A survey by the National Business Group on Health, a nonprofit association of 425 large U.S. employers, found that nearly one-half of respondents (48 percent) expect at least one of their health plans will hit the excise tax trigger in 2018, and almost three-quarters (72 percent) expect one of their plans to hit the trigger in 2020. To avoid the tax, 76 percent of survey respondents are expanding or adding consumer-directed health plans (CDHPs) with HSAs, with an increasing percentage offering only a CDHP option. In 2016, 83 percent of survey respondents will offer a CDHP, and one in three (33 percent) will only offer CDHPs to their employees. And more than 87 percent of employers responding to the survey that offer a CDHP option with an HSA will continue to make employer HSA contributions to their employees’ HSAs.
By making plan changes, such as switching to CDHPs with HSAs, adding consumer tools, and expanding wellness programs, survey respondents expect to keep health care benefit cost increases to five percent for the third year in a row.
Those who purchase health insurance through the health insurance exchanges may not be as fortunate as those covered by employer-provided health insurance.
According to a report in The New York Times, health insurance companies around the country are seeking rate increases of 20 to 40 percent for plans offered through the health insurance exchanges.
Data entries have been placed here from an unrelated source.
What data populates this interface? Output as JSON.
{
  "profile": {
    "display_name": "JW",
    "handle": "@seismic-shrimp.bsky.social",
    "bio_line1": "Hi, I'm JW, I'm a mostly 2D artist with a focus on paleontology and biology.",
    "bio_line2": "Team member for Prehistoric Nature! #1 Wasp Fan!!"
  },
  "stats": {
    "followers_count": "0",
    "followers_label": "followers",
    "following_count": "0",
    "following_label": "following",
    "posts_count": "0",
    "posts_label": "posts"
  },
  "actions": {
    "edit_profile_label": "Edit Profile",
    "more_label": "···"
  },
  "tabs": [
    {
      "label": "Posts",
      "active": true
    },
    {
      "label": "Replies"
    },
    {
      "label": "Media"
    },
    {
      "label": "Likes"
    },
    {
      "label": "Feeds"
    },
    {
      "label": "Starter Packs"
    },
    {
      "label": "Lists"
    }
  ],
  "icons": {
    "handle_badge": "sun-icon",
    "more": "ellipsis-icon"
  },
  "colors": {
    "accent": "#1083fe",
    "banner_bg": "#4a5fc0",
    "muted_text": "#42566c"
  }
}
And, while many expect that the rate increases will be scaled back, insurers in many states reported that claims expenses exceeded premiums collected for plans offered through the exchanges.
The Oregon Insurance Division earlier this year released final rate decisions that, in the individual market, ranged from an average rate increase of 8.3 percent to an average rate increase of 37.8 percent, depending on the plan. Insurance Commissioner Laura Cali said that the rate increases were necessary after division actuaries determined that the cost of providing coverage for individual plans in Oregon was $830 million, while premiums were only $703 million, meaning that for 2014, costs exceeded rates by $127 million. In announcing the rate increase decisions, Commissioner Cali, sensitive to the affordability of health insurance, cited the need to protect consumers, and noted that inadequate rates could result in insurance companies going out of business in the middle of the year or being unable to pay claims.
An analysis by the Henry J. Kaiser Family Foundation of 2016 premium changes for plans offered though the health insurance exchanges found premium changes varied significantly by city and area of the country. The analysis also found that plans offered through the exchanges that had the lowest premiums in 2015 generally were not the lowest cost plan in 2016. As a result, even though the participant may like the plan they have, they may not be able to keep it, and still be enrolled in the lowest cost plan offered through the exchange.
As workers choose their health care plans for 2016—whether through their employer or the health insurance exchange—more and more individuals will choose, or be forced to choose, HSA-compatible HDHPs because of the cost savings associated with them. This is good news for credit unions offering HSAs, as it will result in HSA program growth.
Credit unions offering HSAs reported double-digit growth in HSA deposits last year, according to call report data analyzed by the Economics and Statistics Department of the Credit Union National Association. This double-digit growth, in both the number of HSAs and deposits to them, is likely to continue as health care costs rise and workers switch to lower-cost HSA-compatible HDHPs.
If your credit union does not offer HSAs, consider offering them as a way to help your members manage their healthcare costs and benefit from the substantial tax benefits associated with them.